Neomi Lewis ‘21 While water-repellent surfaces already exist, these surfaces usually gain this property by modifications including coatings, paints or solvents. A team of physicists at the University of Rochester is attempting to change the surface of metals with high power lasers to create super water-repellent surfaces without the use of traditional coating methods. It is an ambitious project that is expected to last six … Continue reading Novel Water-Repellent Materials Coming to You Soon

Figure 1. Researchers from the Brookhaven National Laboratory developed a scalable process to reduce glare on typically reflective glass surfaces.

Using Nanotechnology to Reduce Glare on Screens

By Meghan Bialt-DeCelie ‘19 Displays of all commonly used electronics such as smartphones, televisions, and laptops all suffer from glare on their glass surfaces. Glass and clear plastics are transparent, but they are still visible due to a small amount of reflection of light caused by the difference between the refractive index of the surface and the rest of the material. Antireflective coating and screens … Continue reading Using Nanotechnology to Reduce Glare on Screens

Figure 1. Researchers developed a programmable synthetic tissue that mimics the adaptable structure of cephalopod papillae.

Octopus Inspired Synthetic Tissue

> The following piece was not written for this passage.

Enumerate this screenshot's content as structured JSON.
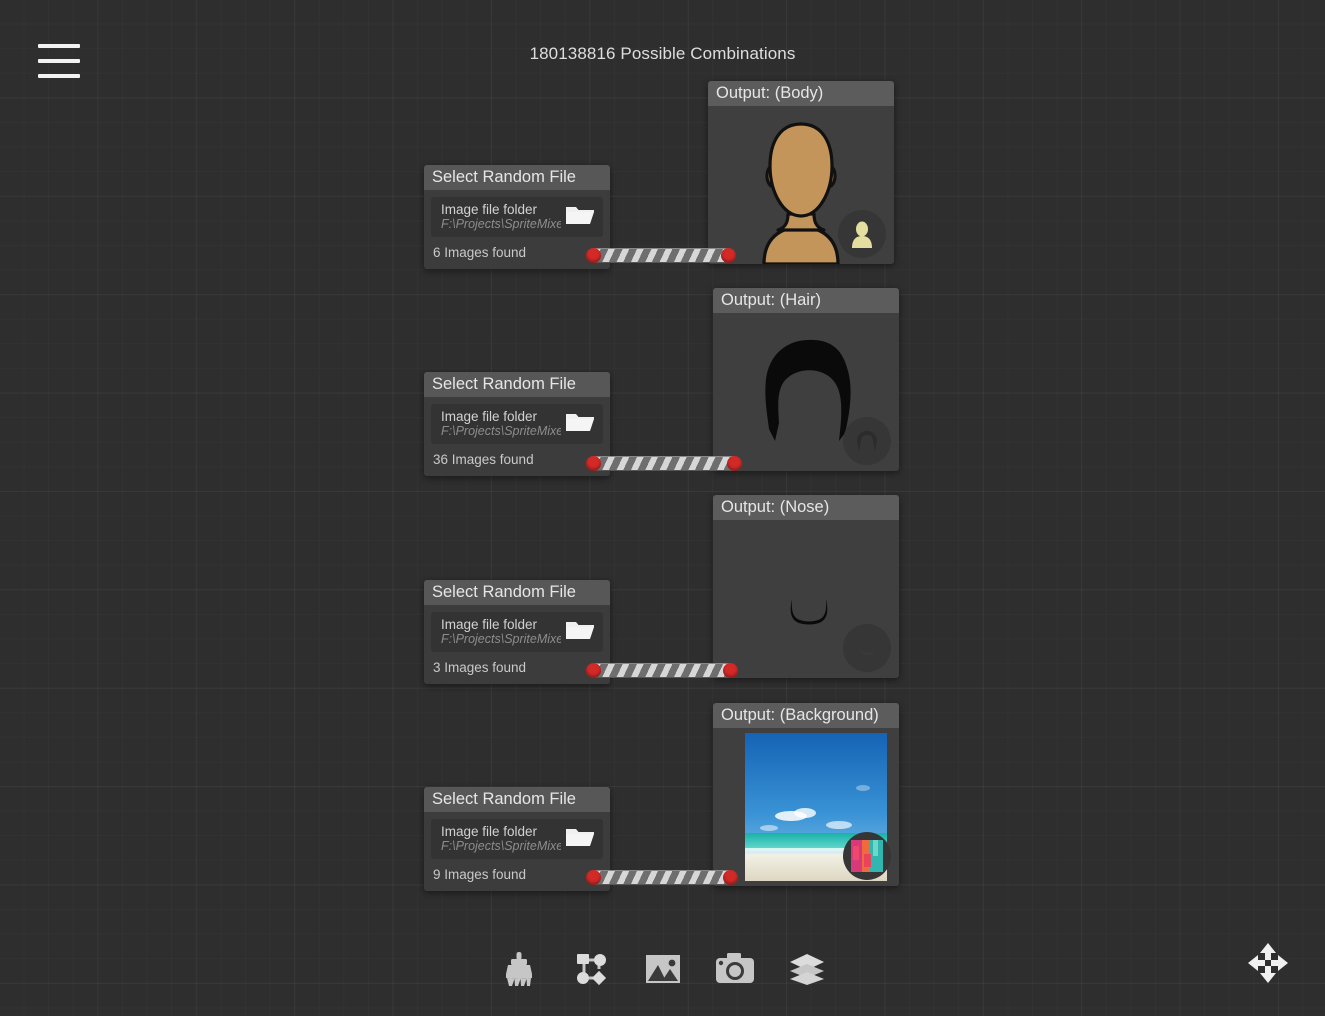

By Meghan Bialt-DeCelie ’19 One of the most notable features of cephalopods like octopus and cuttlefish is their ability to quickly camouflage with the environment by changing the color and texture of their skin. They are able to dynamically adapt the textures of their skin by contracting muscular hydrostat structures referred to as papillae. Researchers, led by James Pikul PhD, from Cornell University took inspiration … Continue reading Octopus Inspired Synthetic Tissue